Your task: A single number is the whole answer: the tally of lines in the data below that include the word "desc".
── Given entries
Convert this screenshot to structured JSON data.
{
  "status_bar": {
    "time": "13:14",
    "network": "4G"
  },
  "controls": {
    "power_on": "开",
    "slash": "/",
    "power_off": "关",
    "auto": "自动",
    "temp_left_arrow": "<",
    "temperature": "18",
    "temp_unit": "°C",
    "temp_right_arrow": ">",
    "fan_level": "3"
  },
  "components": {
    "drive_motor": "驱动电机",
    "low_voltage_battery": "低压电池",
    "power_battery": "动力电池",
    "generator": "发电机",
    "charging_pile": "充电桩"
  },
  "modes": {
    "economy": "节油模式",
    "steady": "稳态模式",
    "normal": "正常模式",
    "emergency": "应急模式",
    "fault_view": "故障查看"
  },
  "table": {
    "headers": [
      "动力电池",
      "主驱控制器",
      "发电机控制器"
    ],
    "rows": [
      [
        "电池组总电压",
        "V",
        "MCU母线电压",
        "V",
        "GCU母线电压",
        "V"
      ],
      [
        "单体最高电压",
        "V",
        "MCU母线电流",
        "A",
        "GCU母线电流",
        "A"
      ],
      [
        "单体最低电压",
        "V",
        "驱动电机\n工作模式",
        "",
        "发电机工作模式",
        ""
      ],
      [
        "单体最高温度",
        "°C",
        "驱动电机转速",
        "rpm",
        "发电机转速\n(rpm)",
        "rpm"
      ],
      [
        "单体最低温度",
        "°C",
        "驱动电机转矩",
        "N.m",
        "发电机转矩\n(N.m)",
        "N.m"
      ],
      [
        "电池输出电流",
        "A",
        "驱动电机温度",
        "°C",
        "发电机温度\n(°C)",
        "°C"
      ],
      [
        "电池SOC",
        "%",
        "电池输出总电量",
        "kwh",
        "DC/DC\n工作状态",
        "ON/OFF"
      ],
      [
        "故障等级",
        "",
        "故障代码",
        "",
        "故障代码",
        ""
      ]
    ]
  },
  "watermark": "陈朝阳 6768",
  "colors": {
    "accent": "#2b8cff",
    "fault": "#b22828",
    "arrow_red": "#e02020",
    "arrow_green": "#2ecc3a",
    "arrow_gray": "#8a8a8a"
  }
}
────
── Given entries
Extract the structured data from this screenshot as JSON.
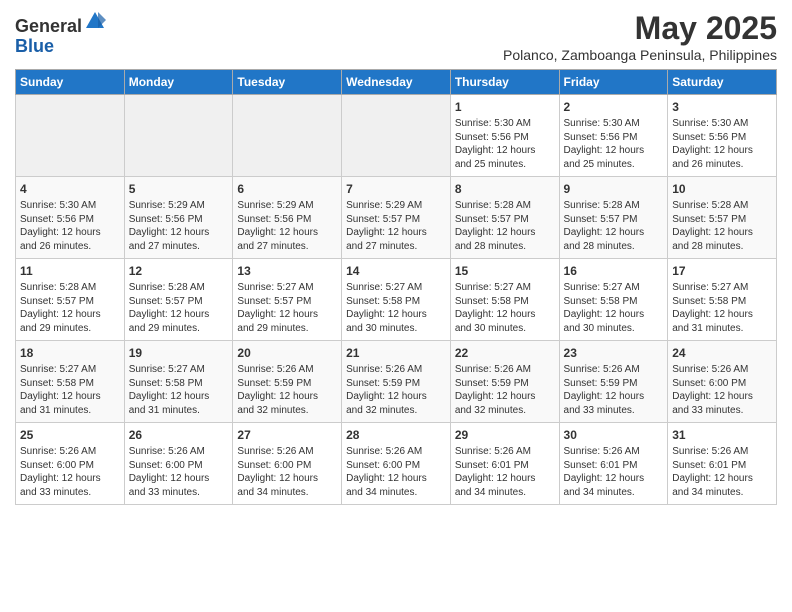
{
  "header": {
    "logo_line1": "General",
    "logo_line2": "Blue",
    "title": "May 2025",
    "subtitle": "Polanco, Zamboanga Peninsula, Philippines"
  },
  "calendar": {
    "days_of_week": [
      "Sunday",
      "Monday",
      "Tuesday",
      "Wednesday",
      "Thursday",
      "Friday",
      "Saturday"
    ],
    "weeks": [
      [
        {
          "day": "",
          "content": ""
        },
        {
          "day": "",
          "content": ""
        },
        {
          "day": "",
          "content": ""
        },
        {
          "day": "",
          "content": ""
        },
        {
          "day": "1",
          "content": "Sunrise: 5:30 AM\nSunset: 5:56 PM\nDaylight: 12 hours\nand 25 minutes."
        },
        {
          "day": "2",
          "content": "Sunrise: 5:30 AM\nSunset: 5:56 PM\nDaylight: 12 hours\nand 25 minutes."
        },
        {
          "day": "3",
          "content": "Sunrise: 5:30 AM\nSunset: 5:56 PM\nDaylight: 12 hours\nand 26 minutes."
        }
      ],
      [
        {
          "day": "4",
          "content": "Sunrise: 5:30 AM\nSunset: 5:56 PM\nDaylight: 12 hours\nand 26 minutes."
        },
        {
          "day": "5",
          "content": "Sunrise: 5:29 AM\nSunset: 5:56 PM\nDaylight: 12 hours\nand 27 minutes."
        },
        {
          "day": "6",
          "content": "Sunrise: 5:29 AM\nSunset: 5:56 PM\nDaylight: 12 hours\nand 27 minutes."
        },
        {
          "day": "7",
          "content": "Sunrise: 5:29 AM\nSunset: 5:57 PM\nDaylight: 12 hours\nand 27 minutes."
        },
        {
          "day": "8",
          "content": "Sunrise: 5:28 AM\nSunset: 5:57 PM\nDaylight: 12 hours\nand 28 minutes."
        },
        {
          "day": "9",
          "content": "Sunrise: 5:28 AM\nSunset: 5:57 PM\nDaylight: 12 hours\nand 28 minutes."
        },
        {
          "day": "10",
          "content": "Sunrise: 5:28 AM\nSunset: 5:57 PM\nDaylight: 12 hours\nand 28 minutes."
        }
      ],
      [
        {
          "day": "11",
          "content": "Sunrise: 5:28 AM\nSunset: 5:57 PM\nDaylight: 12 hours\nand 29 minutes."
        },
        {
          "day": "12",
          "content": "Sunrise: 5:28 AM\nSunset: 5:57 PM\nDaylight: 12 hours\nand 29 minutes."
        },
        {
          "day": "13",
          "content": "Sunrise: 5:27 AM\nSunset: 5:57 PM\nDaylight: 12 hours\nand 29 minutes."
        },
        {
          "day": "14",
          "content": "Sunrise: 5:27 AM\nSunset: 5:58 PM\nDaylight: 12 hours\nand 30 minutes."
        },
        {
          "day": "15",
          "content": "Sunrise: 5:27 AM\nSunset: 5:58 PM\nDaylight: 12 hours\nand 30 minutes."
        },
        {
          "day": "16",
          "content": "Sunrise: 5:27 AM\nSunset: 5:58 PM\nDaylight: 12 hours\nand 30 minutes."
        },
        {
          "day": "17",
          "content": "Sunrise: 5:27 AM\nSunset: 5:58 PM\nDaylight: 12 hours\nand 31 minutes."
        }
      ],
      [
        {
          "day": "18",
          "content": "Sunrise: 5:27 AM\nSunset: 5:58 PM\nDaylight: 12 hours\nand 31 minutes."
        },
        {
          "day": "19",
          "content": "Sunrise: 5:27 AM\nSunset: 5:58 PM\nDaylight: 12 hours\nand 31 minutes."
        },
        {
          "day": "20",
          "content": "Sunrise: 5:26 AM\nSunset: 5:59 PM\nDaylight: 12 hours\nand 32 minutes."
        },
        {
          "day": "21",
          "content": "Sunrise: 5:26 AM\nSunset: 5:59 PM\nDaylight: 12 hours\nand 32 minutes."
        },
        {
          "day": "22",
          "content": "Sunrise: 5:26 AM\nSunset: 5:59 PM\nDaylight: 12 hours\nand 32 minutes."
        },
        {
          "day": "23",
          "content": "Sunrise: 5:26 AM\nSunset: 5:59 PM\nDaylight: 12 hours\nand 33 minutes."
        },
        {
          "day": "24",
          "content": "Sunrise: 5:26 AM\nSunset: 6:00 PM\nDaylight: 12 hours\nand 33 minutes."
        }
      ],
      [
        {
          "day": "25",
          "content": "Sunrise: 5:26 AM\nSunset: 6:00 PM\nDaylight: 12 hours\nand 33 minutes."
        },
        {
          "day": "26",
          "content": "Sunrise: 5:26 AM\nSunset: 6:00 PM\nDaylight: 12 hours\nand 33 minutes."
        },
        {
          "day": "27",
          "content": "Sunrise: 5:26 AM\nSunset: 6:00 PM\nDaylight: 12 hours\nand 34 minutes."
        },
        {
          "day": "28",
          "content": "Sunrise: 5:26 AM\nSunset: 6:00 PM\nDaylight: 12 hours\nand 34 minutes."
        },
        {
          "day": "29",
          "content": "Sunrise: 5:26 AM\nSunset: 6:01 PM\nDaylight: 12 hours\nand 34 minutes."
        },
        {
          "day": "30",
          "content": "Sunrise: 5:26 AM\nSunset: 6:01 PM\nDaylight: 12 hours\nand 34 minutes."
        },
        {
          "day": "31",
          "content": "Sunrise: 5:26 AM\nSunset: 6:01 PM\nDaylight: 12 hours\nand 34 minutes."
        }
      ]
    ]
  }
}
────
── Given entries
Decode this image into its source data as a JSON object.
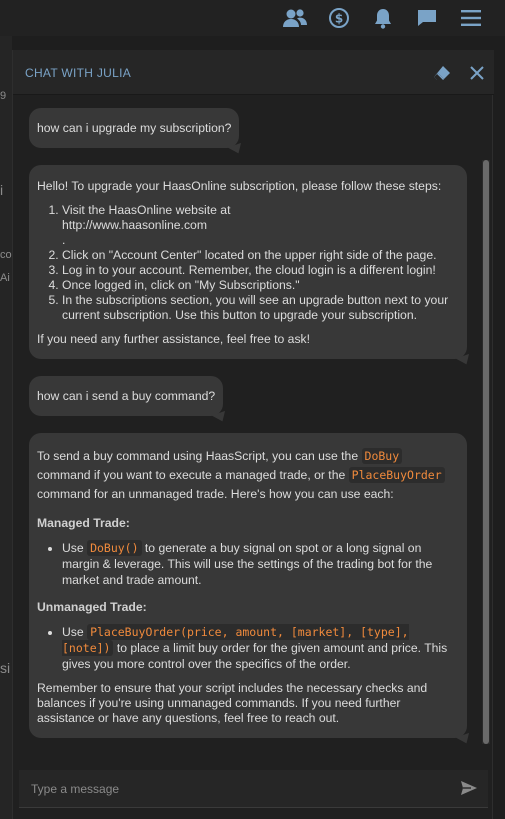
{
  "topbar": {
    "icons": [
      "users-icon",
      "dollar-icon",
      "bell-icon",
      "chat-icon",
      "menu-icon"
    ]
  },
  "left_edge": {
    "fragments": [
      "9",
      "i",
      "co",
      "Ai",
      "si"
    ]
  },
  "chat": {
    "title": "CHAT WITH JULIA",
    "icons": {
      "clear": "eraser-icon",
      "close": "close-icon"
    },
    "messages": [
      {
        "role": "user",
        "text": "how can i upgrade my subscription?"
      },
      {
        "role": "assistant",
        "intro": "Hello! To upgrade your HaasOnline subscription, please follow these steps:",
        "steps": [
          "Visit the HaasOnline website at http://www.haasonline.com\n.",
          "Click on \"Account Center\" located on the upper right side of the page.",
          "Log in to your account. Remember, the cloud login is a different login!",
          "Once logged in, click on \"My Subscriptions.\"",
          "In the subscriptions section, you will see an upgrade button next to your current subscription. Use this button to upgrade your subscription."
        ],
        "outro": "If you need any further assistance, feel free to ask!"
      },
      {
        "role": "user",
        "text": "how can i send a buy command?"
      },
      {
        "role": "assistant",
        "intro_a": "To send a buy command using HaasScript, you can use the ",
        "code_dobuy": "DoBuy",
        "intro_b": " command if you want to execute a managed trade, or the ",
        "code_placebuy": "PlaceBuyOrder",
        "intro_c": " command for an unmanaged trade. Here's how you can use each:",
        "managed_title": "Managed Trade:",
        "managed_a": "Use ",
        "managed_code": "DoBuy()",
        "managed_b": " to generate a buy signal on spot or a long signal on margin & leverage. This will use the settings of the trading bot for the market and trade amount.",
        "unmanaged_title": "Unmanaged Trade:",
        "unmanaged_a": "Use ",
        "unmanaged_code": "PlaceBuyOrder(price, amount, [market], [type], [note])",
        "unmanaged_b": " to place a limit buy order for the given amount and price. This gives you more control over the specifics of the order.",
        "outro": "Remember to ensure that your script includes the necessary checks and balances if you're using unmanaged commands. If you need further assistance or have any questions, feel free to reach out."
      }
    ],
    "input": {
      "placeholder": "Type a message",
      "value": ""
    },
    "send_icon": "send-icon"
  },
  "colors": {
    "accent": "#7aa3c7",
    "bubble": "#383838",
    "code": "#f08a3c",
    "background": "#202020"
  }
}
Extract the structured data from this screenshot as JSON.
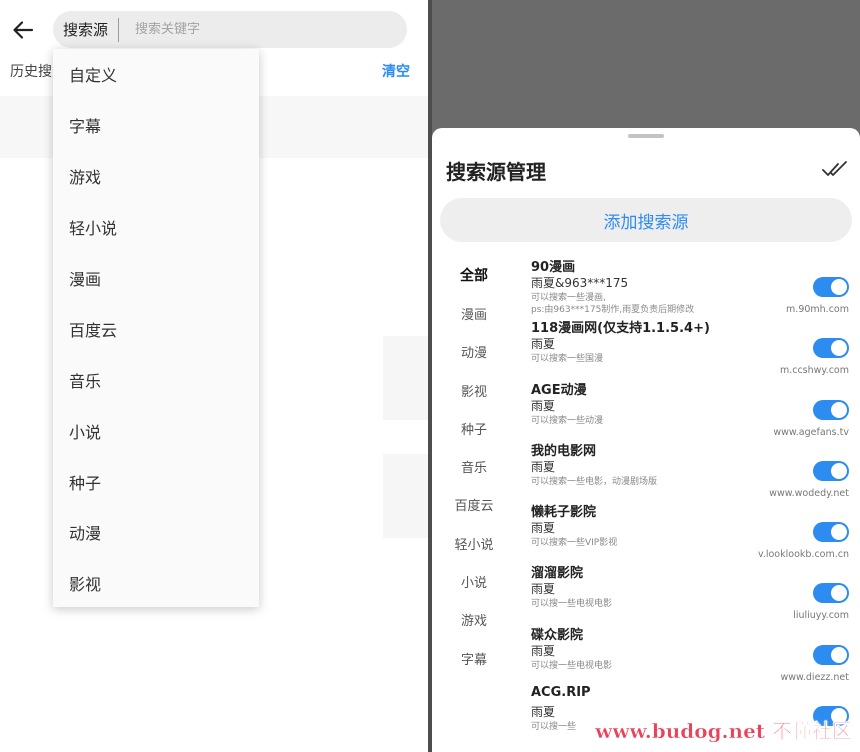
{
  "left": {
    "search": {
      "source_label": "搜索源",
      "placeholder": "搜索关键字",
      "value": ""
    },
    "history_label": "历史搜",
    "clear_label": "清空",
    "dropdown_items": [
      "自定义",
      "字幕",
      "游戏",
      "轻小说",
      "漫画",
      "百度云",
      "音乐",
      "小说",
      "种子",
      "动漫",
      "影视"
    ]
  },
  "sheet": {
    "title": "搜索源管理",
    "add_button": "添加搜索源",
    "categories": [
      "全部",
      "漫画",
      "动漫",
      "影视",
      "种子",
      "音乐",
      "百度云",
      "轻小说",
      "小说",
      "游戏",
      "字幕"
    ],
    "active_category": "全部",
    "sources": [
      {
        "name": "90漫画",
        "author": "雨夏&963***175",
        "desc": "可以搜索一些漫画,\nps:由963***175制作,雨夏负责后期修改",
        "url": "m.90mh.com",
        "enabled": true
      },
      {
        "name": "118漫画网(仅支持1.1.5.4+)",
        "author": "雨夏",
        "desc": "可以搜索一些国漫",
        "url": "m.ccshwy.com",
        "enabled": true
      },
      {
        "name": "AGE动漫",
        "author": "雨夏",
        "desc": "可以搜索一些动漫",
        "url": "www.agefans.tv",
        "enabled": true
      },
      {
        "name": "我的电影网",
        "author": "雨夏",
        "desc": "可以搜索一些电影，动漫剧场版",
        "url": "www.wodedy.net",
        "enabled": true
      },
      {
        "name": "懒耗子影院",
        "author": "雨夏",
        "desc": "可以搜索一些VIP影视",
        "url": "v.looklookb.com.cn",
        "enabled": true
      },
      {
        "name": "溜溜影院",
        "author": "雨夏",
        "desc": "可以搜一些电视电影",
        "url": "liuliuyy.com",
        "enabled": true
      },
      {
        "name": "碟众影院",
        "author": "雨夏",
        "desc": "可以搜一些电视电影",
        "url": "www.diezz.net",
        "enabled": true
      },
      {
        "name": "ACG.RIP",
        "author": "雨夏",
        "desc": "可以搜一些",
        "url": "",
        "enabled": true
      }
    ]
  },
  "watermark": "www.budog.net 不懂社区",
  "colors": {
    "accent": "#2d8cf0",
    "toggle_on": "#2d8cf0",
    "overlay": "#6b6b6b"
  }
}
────
Answer below: 8